For decades, pundits have warned that computers and artificial intelligence (AI) — also referred to as cognitive computing — would replace humans in the workplace, and many a sci-fi movie has depicted robots using their powers of machine learning to conquer the world. The current labor shortage should be evidence enough that such theories are woefully overstated.
On the contrary, technology is enhancing human intelligence, not replacing it. The efficiencies and production output that technology makes possible is helping to spur some of the business growth (and subsequent job growth) we’ve seen. In a strange twist of fate, much like those sci-fi flicks, a solution to the skilled labor shortage — caused in part by technology — may just be more technology. And it’s transforming many industries in a good way.
What is Cognitive Computing?
When you hear the term “artificial intelligence,” what comes to mind? Perhaps it’s self-driving cars or eCommerce sites that predict products you may be interested in based on your browsing history. IBM famously introduced Watson, its cognitive computing powerhouse that easily defeated its human counterparts on the Jeopardy! game show back in 2011. And our smartphones featuring voice assist and suggested text wording are examples of how machine learning have infiltrated our everyday lives.
These are all forms of cognitive computing which uses machine learning, algorithms and AI to continually improve and make decisions on its own.
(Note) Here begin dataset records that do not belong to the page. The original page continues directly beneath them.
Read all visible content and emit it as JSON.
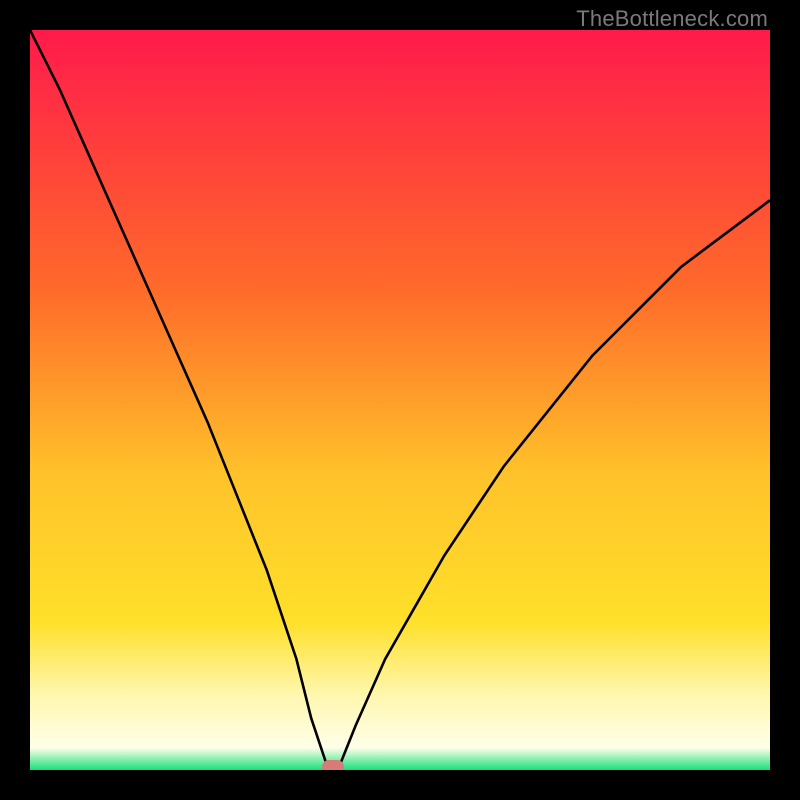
{
  "watermark": "TheBottleneck.com",
  "colors": {
    "red_top": "#ff1a4b",
    "orange": "#ff8a2a",
    "yellow": "#ffe02a",
    "pale_yellow": "#fff7b0",
    "green": "#17e07d",
    "black": "#000000",
    "marker": "#d87a77"
  },
  "chart_data": {
    "type": "line",
    "title": "",
    "xlabel": "",
    "ylabel": "",
    "xlim": [
      0,
      100
    ],
    "ylim": [
      0,
      100
    ],
    "x": [
      0,
      4,
      8,
      12,
      16,
      20,
      24,
      28,
      32,
      36,
      38,
      40,
      41,
      42,
      44,
      48,
      52,
      56,
      60,
      64,
      68,
      72,
      76,
      80,
      84,
      88,
      92,
      96,
      100
    ],
    "values": [
      100,
      92,
      83,
      74,
      65,
      56,
      47,
      37,
      27,
      15,
      7,
      1,
      0,
      1,
      6,
      15,
      22,
      29,
      35,
      41,
      46,
      51,
      56,
      60,
      64,
      68,
      71,
      74,
      77
    ],
    "min_point": {
      "x": 41,
      "y": 0
    },
    "gradient_stops_pct": [
      {
        "offset": 0,
        "color": "#ff1a4b"
      },
      {
        "offset": 35,
        "color": "#ff6a2a"
      },
      {
        "offset": 60,
        "color": "#ffc22a"
      },
      {
        "offset": 80,
        "color": "#ffe02a"
      },
      {
        "offset": 90,
        "color": "#fff7b0"
      },
      {
        "offset": 97,
        "color": "#ffffe8"
      },
      {
        "offset": 100,
        "color": "#17e07d"
      }
    ]
  }
}
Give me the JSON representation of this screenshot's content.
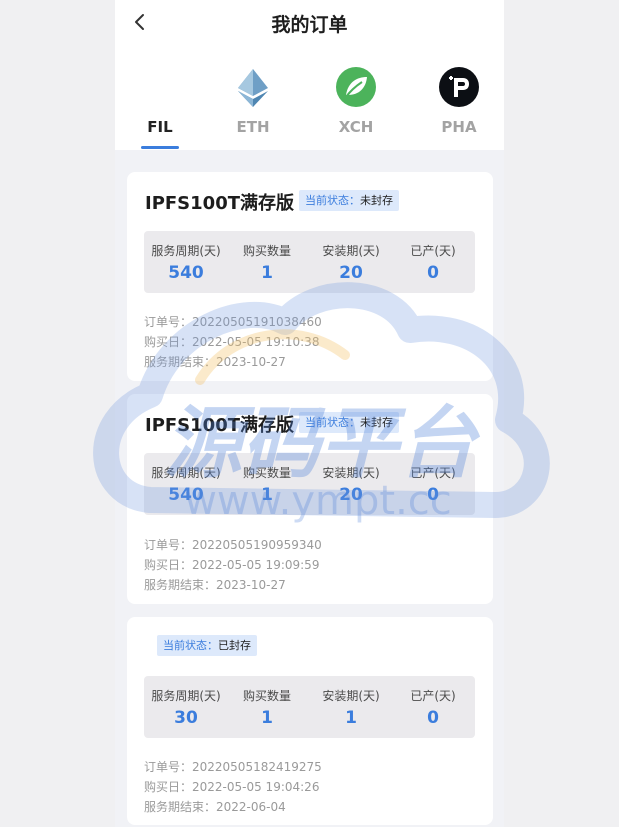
{
  "header": {
    "title": "我的订单"
  },
  "tabs": [
    {
      "label": "FIL",
      "icon": "fil-tab",
      "active": true
    },
    {
      "label": "ETH",
      "icon": "ethereum-icon",
      "active": false
    },
    {
      "label": "XCH",
      "icon": "chia-leaf-icon",
      "active": false
    },
    {
      "label": "PHA",
      "icon": "phala-icon",
      "active": false
    }
  ],
  "orders": [
    {
      "title": "IPFS100T满存版",
      "status_label": "当前状态：",
      "status_value": "未封存",
      "stats": [
        {
          "label": "服务周期(天)",
          "value": "540"
        },
        {
          "label": "购买数量",
          "value": "1"
        },
        {
          "label": "安装期(天)",
          "value": "20"
        },
        {
          "label": "已产(天)",
          "value": "0"
        }
      ],
      "order_no": "订单号：20220505191038460",
      "buy_date": "购买日：2022-05-05 19:10:38",
      "end_date": "服务期结束：2023-10-27"
    },
    {
      "title": "IPFS100T满存版",
      "status_label": "当前状态：",
      "status_value": "未封存",
      "stats": [
        {
          "label": "服务周期(天)",
          "value": "540"
        },
        {
          "label": "购买数量",
          "value": "1"
        },
        {
          "label": "安装期(天)",
          "value": "20"
        },
        {
          "label": "已产(天)",
          "value": "0"
        }
      ],
      "order_no": "订单号：20220505190959340",
      "buy_date": "购买日：2022-05-05 19:09:59",
      "end_date": "服务期结束：2023-10-27"
    },
    {
      "title": "",
      "status_label": "当前状态：",
      "status_value": "已封存",
      "stats": [
        {
          "label": "服务周期(天)",
          "value": "30"
        },
        {
          "label": "购买数量",
          "value": "1"
        },
        {
          "label": "安装期(天)",
          "value": "1"
        },
        {
          "label": "已产(天)",
          "value": "0"
        }
      ],
      "order_no": "订单号：20220505182419275",
      "buy_date": "购买日：2022-05-05 19:04:26",
      "end_date": "服务期结束：2022-06-04"
    }
  ],
  "watermark": {
    "title": "源码平台",
    "url": "www.ympt.cc"
  },
  "colors": {
    "accent": "#3b7ddd",
    "badge_bg": "#dde9fb",
    "stats_bg": "#ebeaed",
    "page_bg": "#f1f2f6"
  }
}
Some technologies are already being leveraged to optimize business practices and minimize error-prone manual processes.
With as quickly as technology is advancing, it’s imperative for all businesses, both large and small, to embrace cognitive computing if they want to remain competitive in today’s market. Here are just a few examples of how industries are using these advanced technologies.
Examples of How Cognitive Computing Helps Businesses
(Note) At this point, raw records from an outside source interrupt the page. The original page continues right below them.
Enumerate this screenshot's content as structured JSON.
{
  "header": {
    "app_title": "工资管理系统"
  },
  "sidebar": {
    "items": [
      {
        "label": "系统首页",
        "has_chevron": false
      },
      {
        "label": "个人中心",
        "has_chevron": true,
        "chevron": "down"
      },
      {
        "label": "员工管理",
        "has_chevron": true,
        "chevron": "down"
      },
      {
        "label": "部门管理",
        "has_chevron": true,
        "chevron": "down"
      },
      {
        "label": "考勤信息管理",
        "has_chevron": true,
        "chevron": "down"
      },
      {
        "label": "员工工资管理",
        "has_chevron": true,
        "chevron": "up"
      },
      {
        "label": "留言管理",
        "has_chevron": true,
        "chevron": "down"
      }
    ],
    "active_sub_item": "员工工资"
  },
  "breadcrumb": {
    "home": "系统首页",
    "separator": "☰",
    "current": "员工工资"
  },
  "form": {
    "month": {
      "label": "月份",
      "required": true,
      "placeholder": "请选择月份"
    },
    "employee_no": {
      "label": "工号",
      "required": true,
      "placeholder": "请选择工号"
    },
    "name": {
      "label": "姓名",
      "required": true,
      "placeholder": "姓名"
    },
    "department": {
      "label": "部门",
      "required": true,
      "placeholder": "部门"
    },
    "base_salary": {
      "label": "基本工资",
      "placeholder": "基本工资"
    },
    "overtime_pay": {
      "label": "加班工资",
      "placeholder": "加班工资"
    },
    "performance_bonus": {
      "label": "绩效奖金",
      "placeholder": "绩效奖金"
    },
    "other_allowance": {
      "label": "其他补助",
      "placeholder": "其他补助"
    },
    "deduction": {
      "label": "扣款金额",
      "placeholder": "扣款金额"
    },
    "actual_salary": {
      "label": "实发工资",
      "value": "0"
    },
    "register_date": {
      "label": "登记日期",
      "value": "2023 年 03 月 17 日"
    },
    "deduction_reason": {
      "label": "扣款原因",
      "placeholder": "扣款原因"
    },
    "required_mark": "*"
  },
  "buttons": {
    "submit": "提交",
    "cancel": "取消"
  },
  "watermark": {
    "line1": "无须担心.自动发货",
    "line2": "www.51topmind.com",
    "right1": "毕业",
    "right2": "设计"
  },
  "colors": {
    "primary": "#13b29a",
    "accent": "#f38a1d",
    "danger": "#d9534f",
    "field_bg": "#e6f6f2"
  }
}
Perhaps the most promising impact of cognitive computing is in the treatment of illnesses and diseases. When it comes to leveraging the power of this technology, the more data the better. Consider the vast amounts of data in the healthcare industry, from medical journals and clinical research findings to patient information and treatment history. Many innovative hospitals and treatment centers have already begun leveraging all that data to suggest the optimal treatment regimen for cancer patients based on historical information and what has worked best in the past.
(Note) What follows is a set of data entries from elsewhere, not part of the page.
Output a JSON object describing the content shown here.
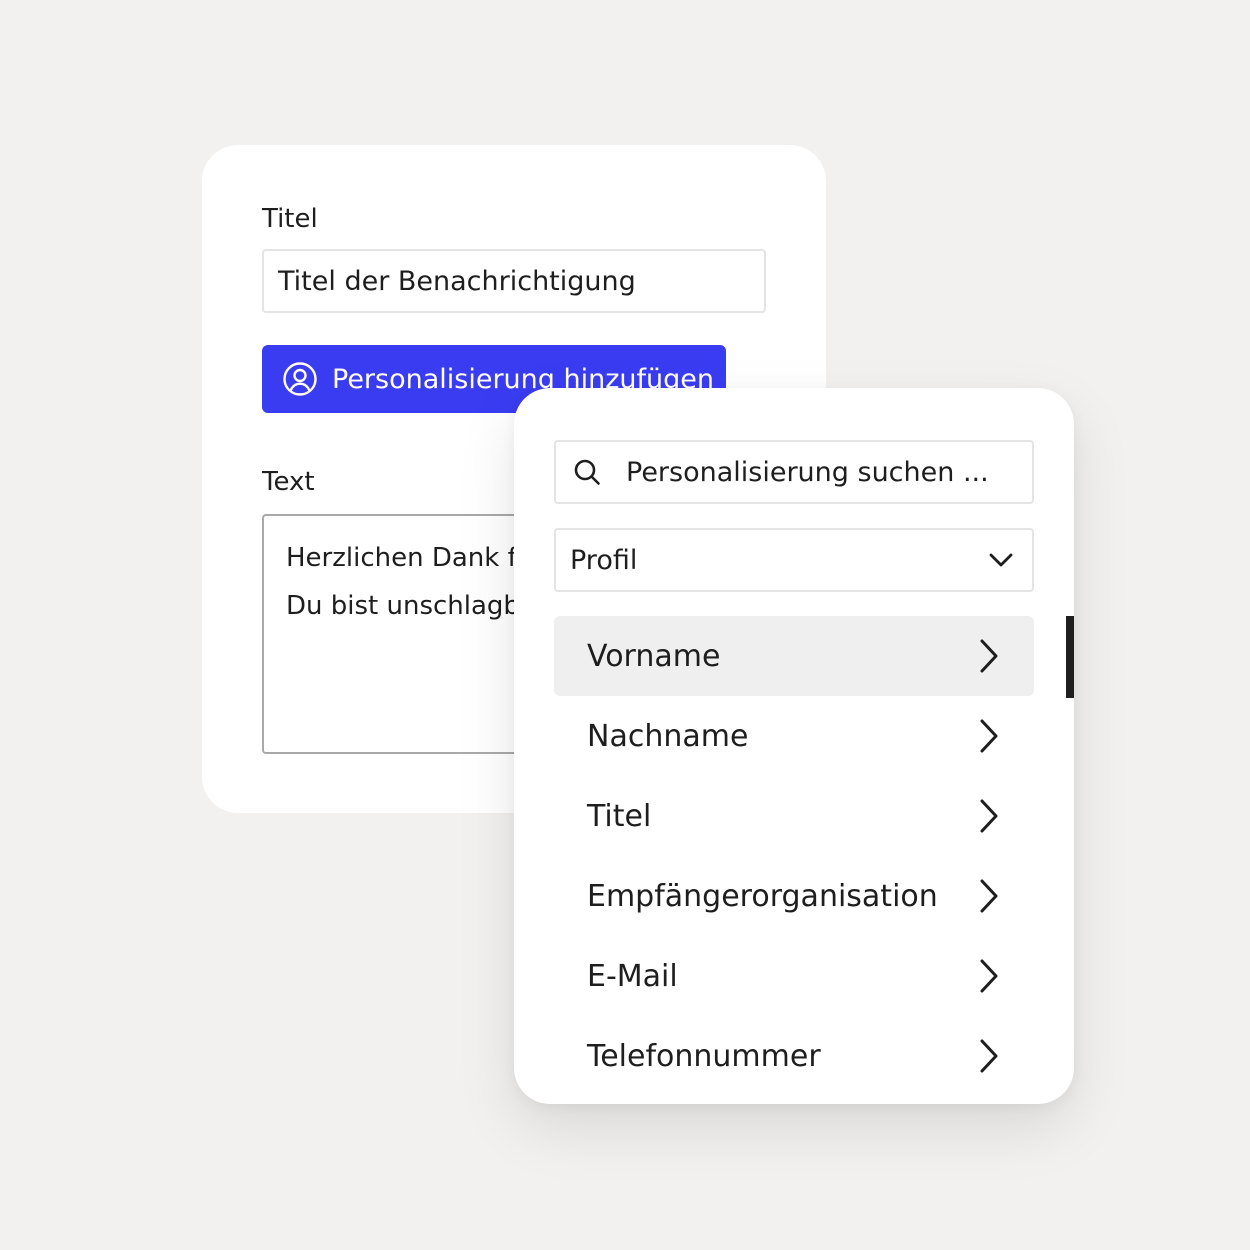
{
  "form": {
    "title_label": "Titel",
    "title_value": "Titel der Benachrichtigung",
    "personalize_button": "Personalisierung hinzufügen",
    "text_label": "Text",
    "text_lines": [
      "Herzlichen Dank f",
      "Du bist unschlagb"
    ]
  },
  "picker": {
    "search_placeholder": "Personalisierung suchen ...",
    "category": "Profil",
    "items": [
      {
        "label": "Vorname",
        "active": true
      },
      {
        "label": "Nachname",
        "active": false
      },
      {
        "label": "Titel",
        "active": false
      },
      {
        "label": "Empfängerorganisation",
        "active": false
      },
      {
        "label": "E-Mail",
        "active": false
      },
      {
        "label": "Telefonnummer",
        "active": false
      }
    ]
  },
  "colors": {
    "background": "#f2f1ef",
    "accent": "#3a3cf2",
    "active_row": "#efefef",
    "text": "#1e1e1e"
  },
  "icons": {
    "personalize": "user-circle-icon",
    "search": "search-icon",
    "select": "chevron-down-icon",
    "item": "chevron-right-icon"
  }
}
Other areas of advancement include 3D medical imaging where analytics and AI use pattern recognition to detect anomalies with greater precision than the human eye. One facility even uses predictive analytics to identify patients who are at risk of ending up in the ICU based on their monitored health status, allowing healthcare providers to issue preventative measures.
With AI and cognitive computing still being in its early stages, the potential to transform the healthcare industry is extremely promising.
The retail market has already been disrupted by technology, as evidenced by many eCommerce sites and their abilities to track and predict shoppers’ buying and spending habits. What used to be an issue of concern for some consumers has now become the expectation.
Applications will expand beyond recommendations based on buying history and can take conditions such as the weather and location into consideration. Smart technology may issue a notification on your smartphone regarding a sale on snowblowers when a major snowstorm is predicted in your area, or recommend a coffee shop when you visit a new neighborhood, knowing you can’t resist a good latte.
Brick and mortar shops are looking for ways to create experiential shopping opportunities for patrons to stand out and combat online retailers by using virtual reality, smart kiosks, robotics and more to attract, serve and retain customers.
Online banking is commonplace, but many financial institutions are taking the customer experience further by
implementing smart features, such as prompting when payments are due or even cautioning against them if an account is running low on funds. Digital advisors can also provide recommendations and answer questions based on algorithms and personal data.
Behind the scenes, advanced cognitive computing minimizes cybersecurity risks by detecting disruptions in data patterns to identify potentially fraudulent transactions. Cognitive computing also helps the financial sector stay on top of changing regulation requirements, updates and various deadlines for compliance.
Many consumers prefer a self-service approach when looking for answers to a query or problem, and they’re becoming more comfortable interacting with AI-powered bots and technology. Chatbots are commonly used in multiple industries to answer questions or help people access information in real time 24/7. These services are becoming more and more life-like in their abilities to mimic personalized human interactions. Social media monitoring also allows companies to quickly identify trends, customer preferences and address potential issues before they go viral in the public square and damage a company’s brand.
These technologies are not reserved for major enterprises; many small and mid-sized companies are leveraging cognitive computing to remain competitive in a tight market. Check out our free whitepaper below to discover how the power of cognitive computing is used in many applications. Then, reach out to the technology experts at Gordon Flesch Company for a complimentary assessment of your IT environment and learn ways cognitive computing can help your organization.